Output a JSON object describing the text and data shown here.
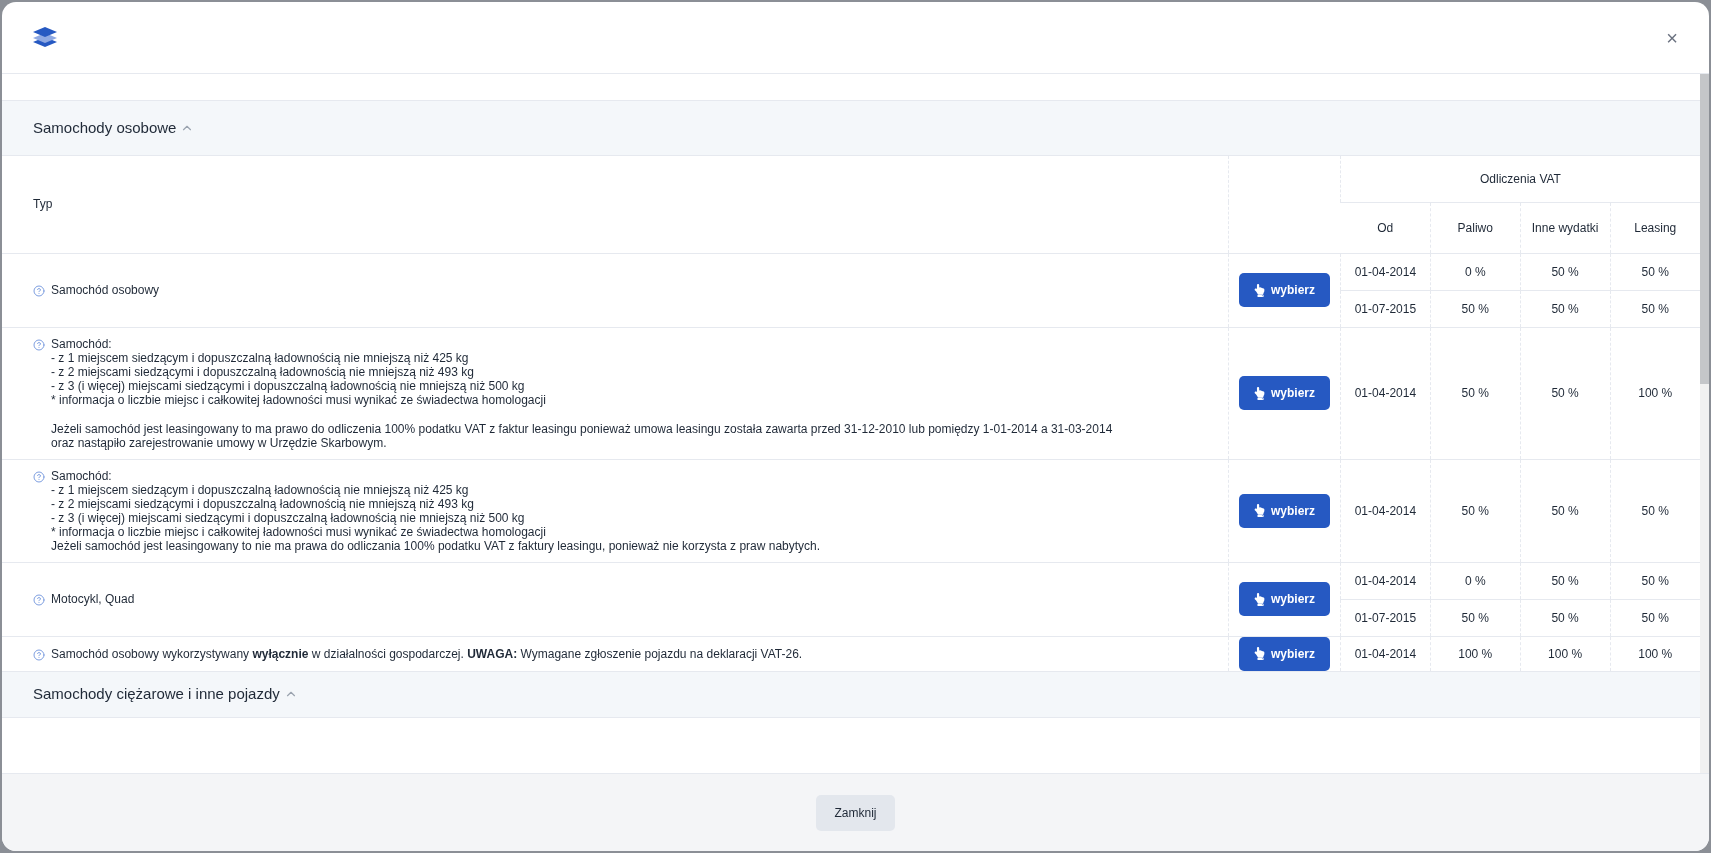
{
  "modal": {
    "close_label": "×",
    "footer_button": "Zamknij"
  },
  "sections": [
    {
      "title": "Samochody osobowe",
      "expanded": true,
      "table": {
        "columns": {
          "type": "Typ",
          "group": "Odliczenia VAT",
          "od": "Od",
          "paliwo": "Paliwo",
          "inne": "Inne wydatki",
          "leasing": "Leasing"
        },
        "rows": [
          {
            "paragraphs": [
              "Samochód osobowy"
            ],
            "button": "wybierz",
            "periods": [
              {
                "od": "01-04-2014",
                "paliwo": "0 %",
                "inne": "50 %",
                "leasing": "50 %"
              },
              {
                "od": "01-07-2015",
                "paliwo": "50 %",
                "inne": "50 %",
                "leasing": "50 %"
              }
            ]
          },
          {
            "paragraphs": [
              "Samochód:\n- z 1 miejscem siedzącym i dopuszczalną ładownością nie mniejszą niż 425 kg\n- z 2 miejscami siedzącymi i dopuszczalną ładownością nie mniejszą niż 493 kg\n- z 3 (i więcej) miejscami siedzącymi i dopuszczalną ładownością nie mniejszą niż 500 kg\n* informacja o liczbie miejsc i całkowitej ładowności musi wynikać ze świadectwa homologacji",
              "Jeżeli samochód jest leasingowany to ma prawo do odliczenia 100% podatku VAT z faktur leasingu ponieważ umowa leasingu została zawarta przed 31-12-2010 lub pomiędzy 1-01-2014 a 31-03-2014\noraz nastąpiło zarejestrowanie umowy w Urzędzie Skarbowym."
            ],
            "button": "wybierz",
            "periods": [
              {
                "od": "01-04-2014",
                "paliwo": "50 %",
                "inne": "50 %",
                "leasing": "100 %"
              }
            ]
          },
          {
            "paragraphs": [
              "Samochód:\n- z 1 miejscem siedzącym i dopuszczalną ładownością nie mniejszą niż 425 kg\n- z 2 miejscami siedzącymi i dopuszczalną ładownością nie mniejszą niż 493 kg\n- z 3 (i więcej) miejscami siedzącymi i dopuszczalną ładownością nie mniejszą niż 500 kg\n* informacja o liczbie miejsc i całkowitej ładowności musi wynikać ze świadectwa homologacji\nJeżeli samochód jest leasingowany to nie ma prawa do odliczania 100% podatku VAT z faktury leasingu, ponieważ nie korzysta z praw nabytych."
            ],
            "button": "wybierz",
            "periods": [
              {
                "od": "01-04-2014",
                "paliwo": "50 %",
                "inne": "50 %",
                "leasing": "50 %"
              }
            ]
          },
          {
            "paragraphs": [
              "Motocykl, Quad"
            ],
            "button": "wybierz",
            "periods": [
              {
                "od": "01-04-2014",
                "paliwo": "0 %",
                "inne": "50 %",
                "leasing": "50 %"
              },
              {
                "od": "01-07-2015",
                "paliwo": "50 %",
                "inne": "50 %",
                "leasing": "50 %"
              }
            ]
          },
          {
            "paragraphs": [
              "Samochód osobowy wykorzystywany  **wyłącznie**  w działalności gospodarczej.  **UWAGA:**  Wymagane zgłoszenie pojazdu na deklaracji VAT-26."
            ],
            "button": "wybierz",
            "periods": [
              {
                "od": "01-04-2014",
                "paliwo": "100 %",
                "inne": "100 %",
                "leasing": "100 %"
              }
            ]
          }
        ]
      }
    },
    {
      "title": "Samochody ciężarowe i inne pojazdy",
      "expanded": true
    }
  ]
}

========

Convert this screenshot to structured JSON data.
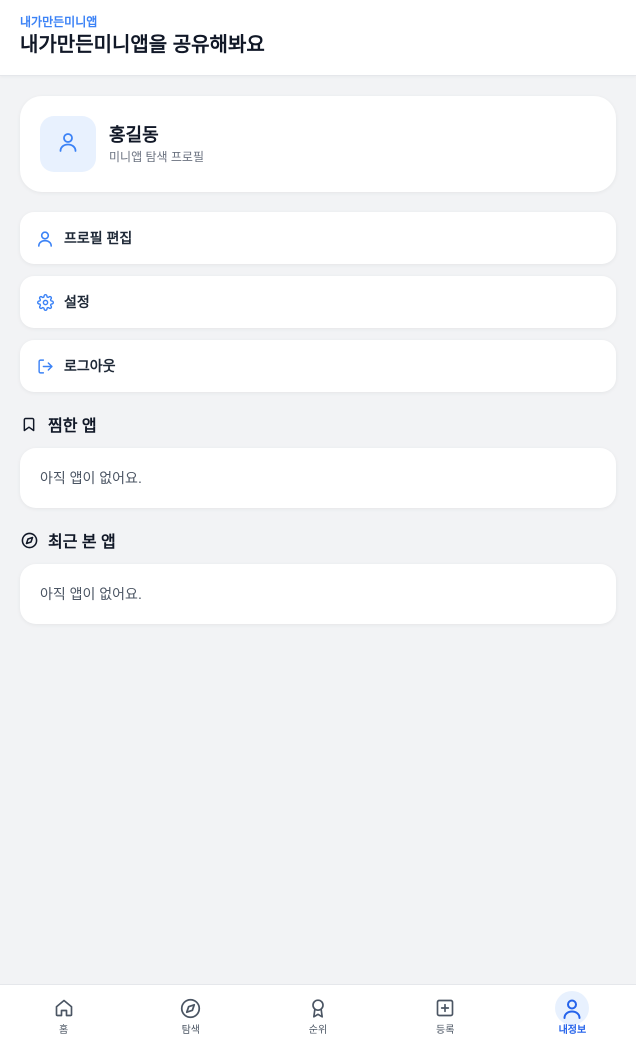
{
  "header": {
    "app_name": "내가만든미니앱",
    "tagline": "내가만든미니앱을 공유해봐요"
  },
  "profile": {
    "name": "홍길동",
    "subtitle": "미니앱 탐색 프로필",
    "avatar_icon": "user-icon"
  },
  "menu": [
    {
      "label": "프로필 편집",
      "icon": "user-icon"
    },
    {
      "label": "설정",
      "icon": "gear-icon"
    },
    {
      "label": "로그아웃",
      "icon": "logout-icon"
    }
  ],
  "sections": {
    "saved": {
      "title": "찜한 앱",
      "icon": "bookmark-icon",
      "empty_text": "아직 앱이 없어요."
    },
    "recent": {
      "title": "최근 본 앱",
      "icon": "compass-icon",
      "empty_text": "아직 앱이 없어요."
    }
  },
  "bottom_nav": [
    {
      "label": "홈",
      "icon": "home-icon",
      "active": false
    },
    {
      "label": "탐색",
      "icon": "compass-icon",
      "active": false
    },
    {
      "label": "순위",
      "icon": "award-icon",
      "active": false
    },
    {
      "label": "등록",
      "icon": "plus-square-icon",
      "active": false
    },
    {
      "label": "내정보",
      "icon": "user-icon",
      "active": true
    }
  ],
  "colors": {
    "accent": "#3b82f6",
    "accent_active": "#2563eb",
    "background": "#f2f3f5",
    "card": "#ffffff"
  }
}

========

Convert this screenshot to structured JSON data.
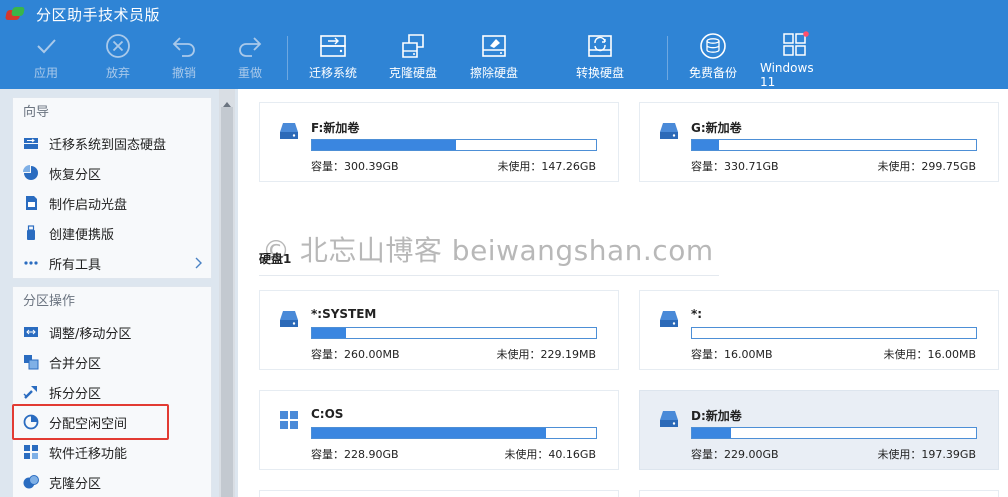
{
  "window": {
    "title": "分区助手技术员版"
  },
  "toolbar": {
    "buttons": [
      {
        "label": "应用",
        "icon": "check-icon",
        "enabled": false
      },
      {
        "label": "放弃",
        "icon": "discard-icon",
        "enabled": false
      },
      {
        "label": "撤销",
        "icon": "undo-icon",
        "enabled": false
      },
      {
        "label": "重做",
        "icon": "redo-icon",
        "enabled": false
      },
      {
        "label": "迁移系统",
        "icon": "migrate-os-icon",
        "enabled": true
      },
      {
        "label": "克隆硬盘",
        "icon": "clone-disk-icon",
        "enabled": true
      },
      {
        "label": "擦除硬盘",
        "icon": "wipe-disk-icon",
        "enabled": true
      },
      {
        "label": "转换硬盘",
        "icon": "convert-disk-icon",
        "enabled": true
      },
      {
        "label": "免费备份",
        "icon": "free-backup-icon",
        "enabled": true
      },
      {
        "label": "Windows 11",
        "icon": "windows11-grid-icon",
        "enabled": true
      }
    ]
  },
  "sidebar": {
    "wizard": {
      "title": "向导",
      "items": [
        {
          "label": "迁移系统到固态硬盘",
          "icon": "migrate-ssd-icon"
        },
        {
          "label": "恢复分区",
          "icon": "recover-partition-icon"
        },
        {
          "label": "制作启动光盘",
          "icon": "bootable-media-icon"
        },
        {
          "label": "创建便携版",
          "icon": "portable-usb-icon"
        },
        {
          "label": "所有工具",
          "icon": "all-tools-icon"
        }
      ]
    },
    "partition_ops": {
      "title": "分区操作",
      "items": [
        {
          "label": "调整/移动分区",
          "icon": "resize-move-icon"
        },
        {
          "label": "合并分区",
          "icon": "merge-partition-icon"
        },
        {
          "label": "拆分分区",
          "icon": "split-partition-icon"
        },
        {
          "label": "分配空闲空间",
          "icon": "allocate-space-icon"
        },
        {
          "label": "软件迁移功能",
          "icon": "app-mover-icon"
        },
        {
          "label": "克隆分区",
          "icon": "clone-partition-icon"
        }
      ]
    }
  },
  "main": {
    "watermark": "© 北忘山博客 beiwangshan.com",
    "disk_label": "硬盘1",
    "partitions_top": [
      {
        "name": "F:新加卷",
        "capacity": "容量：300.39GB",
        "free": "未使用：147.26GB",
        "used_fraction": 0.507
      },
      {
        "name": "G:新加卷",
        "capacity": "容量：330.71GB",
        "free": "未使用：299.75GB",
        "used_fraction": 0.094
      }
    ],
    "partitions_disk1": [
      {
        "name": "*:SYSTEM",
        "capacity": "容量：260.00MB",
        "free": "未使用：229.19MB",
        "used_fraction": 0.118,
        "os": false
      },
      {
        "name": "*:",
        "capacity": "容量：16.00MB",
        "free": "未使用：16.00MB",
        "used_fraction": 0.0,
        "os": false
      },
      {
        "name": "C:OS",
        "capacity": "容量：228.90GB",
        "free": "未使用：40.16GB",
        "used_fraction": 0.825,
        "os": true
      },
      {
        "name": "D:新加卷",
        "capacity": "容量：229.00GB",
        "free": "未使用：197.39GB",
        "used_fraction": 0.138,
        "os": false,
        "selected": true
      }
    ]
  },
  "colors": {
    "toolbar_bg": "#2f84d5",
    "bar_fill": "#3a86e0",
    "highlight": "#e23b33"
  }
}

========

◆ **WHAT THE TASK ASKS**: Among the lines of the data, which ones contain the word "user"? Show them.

◆ **FINAL ANSWER**:
    "avatar_icon": "user-icon"
      "icon": "user-icon"
      "icon": "user-icon",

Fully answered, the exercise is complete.